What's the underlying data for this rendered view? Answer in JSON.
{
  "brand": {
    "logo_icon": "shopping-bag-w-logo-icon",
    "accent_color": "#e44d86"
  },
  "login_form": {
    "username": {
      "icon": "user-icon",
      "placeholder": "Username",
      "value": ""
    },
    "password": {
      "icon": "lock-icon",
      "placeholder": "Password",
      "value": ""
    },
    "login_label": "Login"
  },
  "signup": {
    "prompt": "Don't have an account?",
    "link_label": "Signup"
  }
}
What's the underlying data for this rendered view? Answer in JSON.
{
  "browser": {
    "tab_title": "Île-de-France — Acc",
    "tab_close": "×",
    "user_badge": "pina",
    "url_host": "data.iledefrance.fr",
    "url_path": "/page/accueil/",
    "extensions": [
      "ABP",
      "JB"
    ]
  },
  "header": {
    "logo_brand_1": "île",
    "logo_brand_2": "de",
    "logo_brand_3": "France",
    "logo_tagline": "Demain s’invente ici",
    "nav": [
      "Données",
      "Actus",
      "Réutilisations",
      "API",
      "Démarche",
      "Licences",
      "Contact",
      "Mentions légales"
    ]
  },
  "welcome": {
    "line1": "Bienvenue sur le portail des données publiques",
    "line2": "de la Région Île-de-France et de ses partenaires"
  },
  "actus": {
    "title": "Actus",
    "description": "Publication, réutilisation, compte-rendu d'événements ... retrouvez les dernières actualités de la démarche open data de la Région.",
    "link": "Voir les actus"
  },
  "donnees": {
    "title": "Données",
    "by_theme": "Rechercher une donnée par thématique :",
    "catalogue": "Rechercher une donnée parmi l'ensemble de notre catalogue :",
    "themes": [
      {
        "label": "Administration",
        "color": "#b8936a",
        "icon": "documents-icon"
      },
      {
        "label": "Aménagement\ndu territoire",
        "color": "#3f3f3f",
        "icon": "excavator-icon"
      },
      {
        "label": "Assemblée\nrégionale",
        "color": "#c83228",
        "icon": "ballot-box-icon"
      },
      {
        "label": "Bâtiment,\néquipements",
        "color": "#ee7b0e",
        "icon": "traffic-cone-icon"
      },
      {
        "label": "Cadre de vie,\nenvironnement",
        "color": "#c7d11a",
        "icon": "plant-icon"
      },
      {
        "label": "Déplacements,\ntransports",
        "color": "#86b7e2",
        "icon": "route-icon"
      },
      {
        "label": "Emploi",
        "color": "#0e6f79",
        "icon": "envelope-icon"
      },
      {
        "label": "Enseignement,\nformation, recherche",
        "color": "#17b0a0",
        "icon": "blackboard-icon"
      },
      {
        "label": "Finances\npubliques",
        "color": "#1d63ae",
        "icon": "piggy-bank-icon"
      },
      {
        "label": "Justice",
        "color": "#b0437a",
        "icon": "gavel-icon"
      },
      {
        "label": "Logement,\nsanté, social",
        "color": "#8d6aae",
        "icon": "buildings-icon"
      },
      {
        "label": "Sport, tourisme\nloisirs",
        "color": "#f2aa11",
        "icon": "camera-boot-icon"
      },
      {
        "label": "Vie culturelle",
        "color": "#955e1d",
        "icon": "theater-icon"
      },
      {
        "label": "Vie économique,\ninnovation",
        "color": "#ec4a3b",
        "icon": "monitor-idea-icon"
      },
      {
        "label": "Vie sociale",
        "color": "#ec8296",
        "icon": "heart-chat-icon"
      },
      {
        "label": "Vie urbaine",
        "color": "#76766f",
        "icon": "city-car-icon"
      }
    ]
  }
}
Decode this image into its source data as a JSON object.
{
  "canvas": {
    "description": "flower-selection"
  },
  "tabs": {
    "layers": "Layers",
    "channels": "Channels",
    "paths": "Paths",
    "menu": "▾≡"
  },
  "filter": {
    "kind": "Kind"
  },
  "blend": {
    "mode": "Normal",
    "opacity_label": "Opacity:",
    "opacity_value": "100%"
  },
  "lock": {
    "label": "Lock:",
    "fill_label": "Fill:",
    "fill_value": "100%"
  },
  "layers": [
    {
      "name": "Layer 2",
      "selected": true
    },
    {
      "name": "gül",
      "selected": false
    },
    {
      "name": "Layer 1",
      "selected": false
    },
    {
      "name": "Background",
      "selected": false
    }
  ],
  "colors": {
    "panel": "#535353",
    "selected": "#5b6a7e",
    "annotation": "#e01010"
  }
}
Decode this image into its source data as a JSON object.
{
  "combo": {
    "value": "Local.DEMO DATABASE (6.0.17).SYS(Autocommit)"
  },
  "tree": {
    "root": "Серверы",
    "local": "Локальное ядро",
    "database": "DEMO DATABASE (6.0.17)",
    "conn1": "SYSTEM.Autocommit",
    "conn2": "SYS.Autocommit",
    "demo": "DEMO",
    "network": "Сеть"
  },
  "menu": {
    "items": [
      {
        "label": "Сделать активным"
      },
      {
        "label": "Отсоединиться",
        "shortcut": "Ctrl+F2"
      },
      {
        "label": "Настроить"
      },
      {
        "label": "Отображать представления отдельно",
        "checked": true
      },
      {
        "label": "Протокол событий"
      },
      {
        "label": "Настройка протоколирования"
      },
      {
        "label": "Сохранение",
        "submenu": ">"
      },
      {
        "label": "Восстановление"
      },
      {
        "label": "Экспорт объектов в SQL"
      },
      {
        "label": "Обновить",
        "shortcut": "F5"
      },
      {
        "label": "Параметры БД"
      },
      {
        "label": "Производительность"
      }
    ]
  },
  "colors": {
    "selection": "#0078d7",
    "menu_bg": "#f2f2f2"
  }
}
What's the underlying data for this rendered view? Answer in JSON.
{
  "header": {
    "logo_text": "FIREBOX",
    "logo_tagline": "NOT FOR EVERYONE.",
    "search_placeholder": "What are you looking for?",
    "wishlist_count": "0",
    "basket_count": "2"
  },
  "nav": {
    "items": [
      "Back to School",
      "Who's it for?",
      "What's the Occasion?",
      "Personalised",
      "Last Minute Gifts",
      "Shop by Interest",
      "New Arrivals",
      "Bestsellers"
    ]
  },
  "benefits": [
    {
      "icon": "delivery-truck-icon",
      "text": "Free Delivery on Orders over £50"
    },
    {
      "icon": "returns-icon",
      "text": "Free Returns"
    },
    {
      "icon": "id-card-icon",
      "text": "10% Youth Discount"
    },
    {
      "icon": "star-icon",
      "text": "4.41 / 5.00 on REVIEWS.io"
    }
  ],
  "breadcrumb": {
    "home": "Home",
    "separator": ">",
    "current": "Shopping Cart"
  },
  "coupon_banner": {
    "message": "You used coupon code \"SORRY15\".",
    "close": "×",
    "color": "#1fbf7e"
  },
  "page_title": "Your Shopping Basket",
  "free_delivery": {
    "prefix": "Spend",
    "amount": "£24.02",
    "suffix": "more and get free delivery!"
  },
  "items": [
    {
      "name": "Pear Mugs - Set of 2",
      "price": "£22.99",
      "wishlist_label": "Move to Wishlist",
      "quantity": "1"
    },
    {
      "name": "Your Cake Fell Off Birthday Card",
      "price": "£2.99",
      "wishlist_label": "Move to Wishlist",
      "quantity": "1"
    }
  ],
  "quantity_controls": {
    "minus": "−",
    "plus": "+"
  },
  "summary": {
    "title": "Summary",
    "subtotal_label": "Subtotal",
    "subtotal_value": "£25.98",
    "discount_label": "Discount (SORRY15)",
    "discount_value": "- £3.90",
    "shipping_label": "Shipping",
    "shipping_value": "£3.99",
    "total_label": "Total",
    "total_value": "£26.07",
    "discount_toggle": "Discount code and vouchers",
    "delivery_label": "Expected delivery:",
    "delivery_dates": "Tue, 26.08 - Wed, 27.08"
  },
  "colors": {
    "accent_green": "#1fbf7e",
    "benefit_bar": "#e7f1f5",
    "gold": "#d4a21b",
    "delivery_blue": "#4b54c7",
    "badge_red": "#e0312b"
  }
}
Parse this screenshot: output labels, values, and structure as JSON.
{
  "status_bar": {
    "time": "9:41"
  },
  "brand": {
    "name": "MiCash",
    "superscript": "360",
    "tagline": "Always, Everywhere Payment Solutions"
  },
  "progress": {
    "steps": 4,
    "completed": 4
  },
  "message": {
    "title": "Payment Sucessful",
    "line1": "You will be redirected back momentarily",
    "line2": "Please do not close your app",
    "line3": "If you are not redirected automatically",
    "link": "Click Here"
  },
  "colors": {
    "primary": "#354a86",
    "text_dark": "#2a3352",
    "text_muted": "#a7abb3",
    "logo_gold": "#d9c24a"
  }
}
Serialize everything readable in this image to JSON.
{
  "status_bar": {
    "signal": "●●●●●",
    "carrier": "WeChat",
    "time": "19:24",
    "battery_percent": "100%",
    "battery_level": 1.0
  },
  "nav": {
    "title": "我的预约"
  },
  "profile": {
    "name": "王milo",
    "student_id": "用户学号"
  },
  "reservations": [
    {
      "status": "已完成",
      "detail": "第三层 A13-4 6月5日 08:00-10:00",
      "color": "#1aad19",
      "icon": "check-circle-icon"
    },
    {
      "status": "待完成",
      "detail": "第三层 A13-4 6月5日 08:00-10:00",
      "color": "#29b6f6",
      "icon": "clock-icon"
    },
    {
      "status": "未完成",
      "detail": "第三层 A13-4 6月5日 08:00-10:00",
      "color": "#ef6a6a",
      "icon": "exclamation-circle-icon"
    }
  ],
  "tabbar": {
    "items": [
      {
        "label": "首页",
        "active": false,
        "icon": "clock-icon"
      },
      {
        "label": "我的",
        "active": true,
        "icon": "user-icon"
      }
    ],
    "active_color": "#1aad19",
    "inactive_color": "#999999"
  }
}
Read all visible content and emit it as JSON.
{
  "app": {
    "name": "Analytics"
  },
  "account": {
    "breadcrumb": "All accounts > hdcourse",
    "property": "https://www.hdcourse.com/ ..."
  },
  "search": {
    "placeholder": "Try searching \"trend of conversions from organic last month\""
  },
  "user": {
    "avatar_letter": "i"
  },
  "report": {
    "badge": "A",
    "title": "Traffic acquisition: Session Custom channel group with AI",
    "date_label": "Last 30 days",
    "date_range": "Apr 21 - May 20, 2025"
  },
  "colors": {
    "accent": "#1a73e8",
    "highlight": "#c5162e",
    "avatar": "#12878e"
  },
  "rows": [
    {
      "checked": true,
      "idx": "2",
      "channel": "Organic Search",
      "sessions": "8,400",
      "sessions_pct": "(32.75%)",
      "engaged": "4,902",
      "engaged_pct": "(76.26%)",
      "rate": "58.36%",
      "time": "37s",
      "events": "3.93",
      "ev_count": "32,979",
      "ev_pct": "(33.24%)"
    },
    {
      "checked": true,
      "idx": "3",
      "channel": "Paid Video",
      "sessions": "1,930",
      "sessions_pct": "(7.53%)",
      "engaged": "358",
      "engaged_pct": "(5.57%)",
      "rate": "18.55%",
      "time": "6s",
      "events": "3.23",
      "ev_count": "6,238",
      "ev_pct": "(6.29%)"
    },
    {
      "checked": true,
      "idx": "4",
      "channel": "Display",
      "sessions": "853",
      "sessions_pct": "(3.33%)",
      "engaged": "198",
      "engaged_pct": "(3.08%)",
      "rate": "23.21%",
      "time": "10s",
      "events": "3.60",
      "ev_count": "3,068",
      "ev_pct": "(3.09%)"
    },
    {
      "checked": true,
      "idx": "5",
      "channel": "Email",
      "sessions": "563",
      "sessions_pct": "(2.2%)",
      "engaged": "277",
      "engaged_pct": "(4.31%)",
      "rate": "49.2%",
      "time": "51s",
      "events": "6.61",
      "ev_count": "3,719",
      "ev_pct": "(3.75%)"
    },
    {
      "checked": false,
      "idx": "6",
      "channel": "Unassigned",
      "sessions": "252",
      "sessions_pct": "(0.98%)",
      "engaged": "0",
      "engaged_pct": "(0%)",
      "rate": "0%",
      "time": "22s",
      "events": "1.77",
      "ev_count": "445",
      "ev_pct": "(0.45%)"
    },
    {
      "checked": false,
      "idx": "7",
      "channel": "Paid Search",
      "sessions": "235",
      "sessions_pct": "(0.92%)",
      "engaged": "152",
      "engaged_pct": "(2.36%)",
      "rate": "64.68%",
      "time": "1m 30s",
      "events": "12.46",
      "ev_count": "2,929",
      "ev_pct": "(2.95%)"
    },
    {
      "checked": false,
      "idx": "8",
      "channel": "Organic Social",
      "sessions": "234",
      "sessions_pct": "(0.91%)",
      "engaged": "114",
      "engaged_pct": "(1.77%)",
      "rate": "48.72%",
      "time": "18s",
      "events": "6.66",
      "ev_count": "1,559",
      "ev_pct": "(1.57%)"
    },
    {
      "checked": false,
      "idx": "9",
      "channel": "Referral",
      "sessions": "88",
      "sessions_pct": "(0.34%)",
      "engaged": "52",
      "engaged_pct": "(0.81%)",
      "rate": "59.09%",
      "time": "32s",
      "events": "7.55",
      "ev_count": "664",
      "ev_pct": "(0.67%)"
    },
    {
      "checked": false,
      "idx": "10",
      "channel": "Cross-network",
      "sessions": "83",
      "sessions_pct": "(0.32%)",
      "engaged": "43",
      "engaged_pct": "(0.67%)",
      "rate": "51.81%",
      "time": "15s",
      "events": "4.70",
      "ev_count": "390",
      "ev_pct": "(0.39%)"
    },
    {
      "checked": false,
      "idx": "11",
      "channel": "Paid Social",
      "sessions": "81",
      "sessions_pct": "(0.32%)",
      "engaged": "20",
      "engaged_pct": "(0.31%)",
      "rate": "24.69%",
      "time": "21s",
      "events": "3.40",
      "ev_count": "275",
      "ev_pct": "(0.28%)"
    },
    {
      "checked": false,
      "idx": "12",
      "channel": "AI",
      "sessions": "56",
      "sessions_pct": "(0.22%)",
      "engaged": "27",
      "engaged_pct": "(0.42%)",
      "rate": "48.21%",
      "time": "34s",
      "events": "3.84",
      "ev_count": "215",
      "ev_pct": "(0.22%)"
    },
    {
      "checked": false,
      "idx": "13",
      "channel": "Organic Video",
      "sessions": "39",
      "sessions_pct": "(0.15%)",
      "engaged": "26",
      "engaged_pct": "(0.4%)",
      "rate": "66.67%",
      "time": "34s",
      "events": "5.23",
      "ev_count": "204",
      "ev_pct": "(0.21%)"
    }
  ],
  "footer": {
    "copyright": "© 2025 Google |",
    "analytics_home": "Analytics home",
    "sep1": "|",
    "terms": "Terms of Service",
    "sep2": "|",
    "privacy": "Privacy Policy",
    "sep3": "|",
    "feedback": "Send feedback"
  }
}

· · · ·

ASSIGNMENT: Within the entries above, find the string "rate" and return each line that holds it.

RESULT FOR THIS EXERCISE:
      "rate": "58.36%",
      "rate": "18.55%",
      "rate": "23.21%",
      "rate": "49.2%",
      "rate": "0%",
      "rate": "64.68%",
      "rate": "48.72%",
      "rate": "59.09%",
      "rate": "51.81%",
      "rate": "24.69%",
      "rate": "48.21%",
      "rate": "66.67%",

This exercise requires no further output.